But Toronto has the distinction of placing fourth in the list of longest frost-free seasons of all the cities in Canada. For 203 days of the year – just eight fewer than Victoria, the mildest city in the country – Toronto is proudly frost-free. By Canadian standards, this means that it's actually pretty warm for most of the year.

Ice-skating in December in Toronto
Ice-skating in December in Toronto | Photo Copyright: Lana Law

With an average daily high of -1.5 degrees Celsius (29.3 degrees Fahrenheit) in January, you probably don't need to pack a bathing suit when visiting Toronto in the winter – unless your hotel has a great pool. However, there are plenty of incredible indoor attractions all winter long, including cultural attractions (like the Royal Ontario Museum or the Art Gallery of Ontario) and professional sports games (namely, the Toronto Raptors and the Toronto Maple Leafs).

You can enjoy an action-packed trip to Toronto without spending all that much time outside. And when you do have to venture outdoors, just think: at least it's not as cold as, say, Calgary or Montreal!

12. St. John's, Newfoundland

The Battery in the winter, St. John's, Newfoundland
The Battery in the winter, St. John's, Newfoundland

When it comes to weather, St. John's, Newfoundland, is known for a few different things: it is the #1 windiest, foggiest, and cloudiest city in Canada.

You're likely to experience each of these if you visit in the winter (often, all in the same day!), but thanks to the Gulf Stream moderation, you're unlikely to experience exceptionally cold weather. Winter temperatures are only slightly colder than Kelowna, BC (another mild city featured earlier on this list).

It would be a stretch to say that winter is truly mild in St. John's. The city sees snow – and a fair bit of it – but it generally melts quickly, thanks to the warmer temperatures. On the other hand, rain, sleet, and freezing rain aren't unusual for winter in St. John's.

An optimist would say that this stormy weather provides a great backdrop for taking in the rugged coast - picture wild waves crashing against steep cliffs. Signal Hill and Cape Spear offer unique vantage points for taking in the beauty of the coast.

When you're ready to dry off, head to downtown St. John's and check out the local shops, stopping for a coffee or tea to warm up. You can easily fill a day exploring The Rooms, a stunning museum celebrating Newfoundland's rich history and impressive artists.

How to Enjoy a Warm Winter in Canada

Golfing on Vancouver Island
Golfing on Vancouver Island

Just the phrase "a warm winter in Canada" is a bit of an oxymoron. No matter what any winter-hardened Canadian may tell you, it is not "warm" in Canada in the winter.
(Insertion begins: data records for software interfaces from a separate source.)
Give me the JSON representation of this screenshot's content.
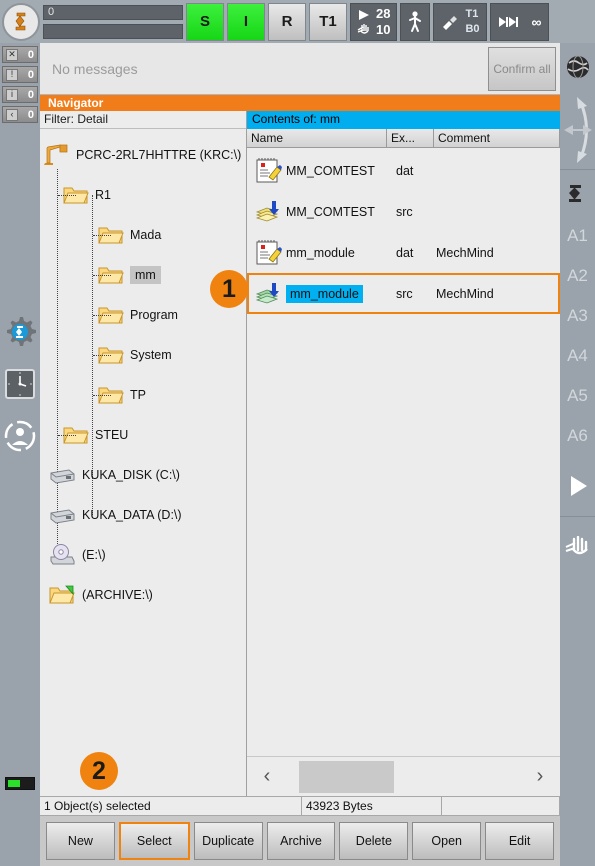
{
  "statusbar": {
    "logo_icon": "kuka-robot-logo-icon",
    "submit_line1": "0",
    "submit_line2": "",
    "buttons": [
      {
        "label": "S",
        "state": "green",
        "name": "drives-ready-button"
      },
      {
        "label": "I",
        "state": "green",
        "name": "interpreter-status-button"
      },
      {
        "label": "R",
        "state": "gray",
        "name": "robot-interpreter-button"
      },
      {
        "label": "T1",
        "state": "gray",
        "name": "operating-mode-button"
      }
    ],
    "override": {
      "program_icon": "play-triangle-icon",
      "jog_icon": "hand-jog-icon",
      "program_value": "28",
      "jog_value": "10"
    },
    "walk_icon": "walking-person-icon",
    "tool_base": {
      "icon": "tool-base-icon",
      "tool": "T1",
      "base": "B0"
    },
    "increment_icon": "incremental-jog-icon",
    "infinity_label": "∞"
  },
  "leftrail": {
    "counters": [
      {
        "icon": "error-message-icon",
        "glyph": "✕",
        "count": "0",
        "name": "counter-errors"
      },
      {
        "icon": "warning-message-icon",
        "glyph": "!",
        "count": "0",
        "name": "counter-warnings"
      },
      {
        "icon": "info-message-icon",
        "glyph": "i",
        "count": "0",
        "name": "counter-notes"
      },
      {
        "icon": "wait-message-icon",
        "glyph": "‹",
        "count": "0",
        "name": "counter-waiting"
      }
    ],
    "icons": [
      {
        "name": "robot-settings-gear-icon"
      },
      {
        "name": "clock-icon"
      },
      {
        "name": "user-group-icon"
      }
    ],
    "battery": {
      "name": "battery-indicator",
      "level": "50"
    }
  },
  "rightrail": {
    "globe_icon": "world-coordinate-globe-icon",
    "jog_icon": "jog-direction-arrows-icon",
    "robot_icon": "robot-axis-icon",
    "axes": [
      "A1",
      "A2",
      "A3",
      "A4",
      "A5",
      "A6"
    ],
    "play_icon": "play-triangle-icon",
    "hand_icon": "hand-jog-icon"
  },
  "message_bar": {
    "text": "No messages",
    "confirm_label": "Confirm all"
  },
  "navigator": {
    "title": "Navigator",
    "filter_label": "Filter: Detail",
    "tree": [
      {
        "label": "PCRC-2RL7HHTTRE (KRC:\\)",
        "icon": "robot-controller-icon",
        "depth": 0,
        "selected": false
      },
      {
        "label": "R1",
        "icon": "folder-icon",
        "depth": 1,
        "selected": false
      },
      {
        "label": "Mada",
        "icon": "folder-icon",
        "depth": 2,
        "selected": false
      },
      {
        "label": "mm",
        "icon": "folder-icon",
        "depth": 2,
        "selected": true
      },
      {
        "label": "Program",
        "icon": "folder-icon",
        "depth": 2,
        "selected": false
      },
      {
        "label": "System",
        "icon": "folder-icon",
        "depth": 2,
        "selected": false
      },
      {
        "label": "TP",
        "icon": "folder-icon",
        "depth": 2,
        "selected": false
      },
      {
        "label": "STEU",
        "icon": "folder-icon",
        "depth": 1,
        "selected": false
      },
      {
        "label": "KUKA_DISK (C:\\)",
        "icon": "hard-disk-icon",
        "depth": 0,
        "selected": false
      },
      {
        "label": "KUKA_DATA (D:\\)",
        "icon": "hard-disk-icon",
        "depth": 0,
        "selected": false
      },
      {
        "label": "(E:\\)",
        "icon": "cd-drive-icon",
        "depth": 0,
        "selected": false
      },
      {
        "label": "(ARCHIVE:\\)",
        "icon": "archive-folder-icon",
        "depth": 0,
        "selected": false
      }
    ]
  },
  "contents": {
    "header": "Contents of: mm",
    "columns": [
      "Name",
      "Ex...",
      "Comment"
    ],
    "rows": [
      {
        "name": "MM_COMTEST",
        "ext": "dat",
        "comment": "",
        "icon": "dat-file-icon",
        "selected": false
      },
      {
        "name": "MM_COMTEST",
        "ext": "src",
        "comment": "",
        "icon": "src-file-icon",
        "selected": false
      },
      {
        "name": "mm_module",
        "ext": "dat",
        "comment": "MechMind",
        "icon": "dat-file-icon",
        "selected": false
      },
      {
        "name": "mm_module",
        "ext": "src",
        "comment": "MechMind",
        "icon": "src-file-icon-selected",
        "selected": true
      }
    ],
    "scroll": {
      "left_icon": "chevron-left-icon",
      "right_icon": "chevron-right-icon"
    }
  },
  "status_row": {
    "selection": "1 Object(s) selected",
    "bytes": "43923 Bytes",
    "extra": ""
  },
  "buttons": [
    {
      "label": "New",
      "name": "new-button",
      "focus": false
    },
    {
      "label": "Select",
      "name": "select-button",
      "focus": true
    },
    {
      "label": "Duplicate",
      "name": "duplicate-button",
      "focus": false
    },
    {
      "label": "Archive",
      "name": "archive-button",
      "focus": false
    },
    {
      "label": "Delete",
      "name": "delete-button",
      "focus": false
    },
    {
      "label": "Open",
      "name": "open-button",
      "focus": false
    },
    {
      "label": "Edit",
      "name": "edit-button",
      "focus": false
    }
  ],
  "annotations": [
    {
      "label": "1",
      "target": "mm-folder-tree-node"
    },
    {
      "label": "2",
      "target": "select-button"
    }
  ],
  "colors": {
    "accent_orange": "#f0830f",
    "header_cyan": "#00aef0",
    "status_green": "#16d616",
    "selection_blue": "#00b0f0"
  }
}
They may try to tell you it's a "dry cold" and the sunny days make up for the frigid days." Don't fall for it, the weather is still cool at best.

To truly experience anything near a warm winter in Canada, you'll need to head west to the British Columbia coastline, and ideally, right onto Vancouver Island. It's here where the temperatures rarely dip below zero Celsius. However, in the deepest days of winter, they rarely rise above ten degrees Celsius either.

Is it warm enough to go to the beach? Can I golf?

So, now that you're on the Coast of British Columbia during the winter months, you may be wondering what to do with yourself. Is it warm enough to go to the beach? Can I golf? Well, you probably aren't going to be going for a dip in the ocean, but you can definitely walk the shoreline and look for orcas, otters, and other marine creatures. As far as golfing, the courses stay open year-round in southern British Columbia although you'll need to pick your days as it's frequently rainy, especially in Vancouver.

Hiking and mountain biking are also popular. Trails remain open all winter long and many have the added bonus of being under a mature forest canopy that provides shelter from the rain.

For those hardy souls who feel the need to get out on the water in the winter, surfing (with a thick wetsuit and hoodie of course!) is a popular pastime, especially in the popular resort town of Tofino. Pursuits that keep you out of the water, like kayaking and paddleboarding are also very common (and warmer).

Map of Warmest Places in Canada in Winter for Travelers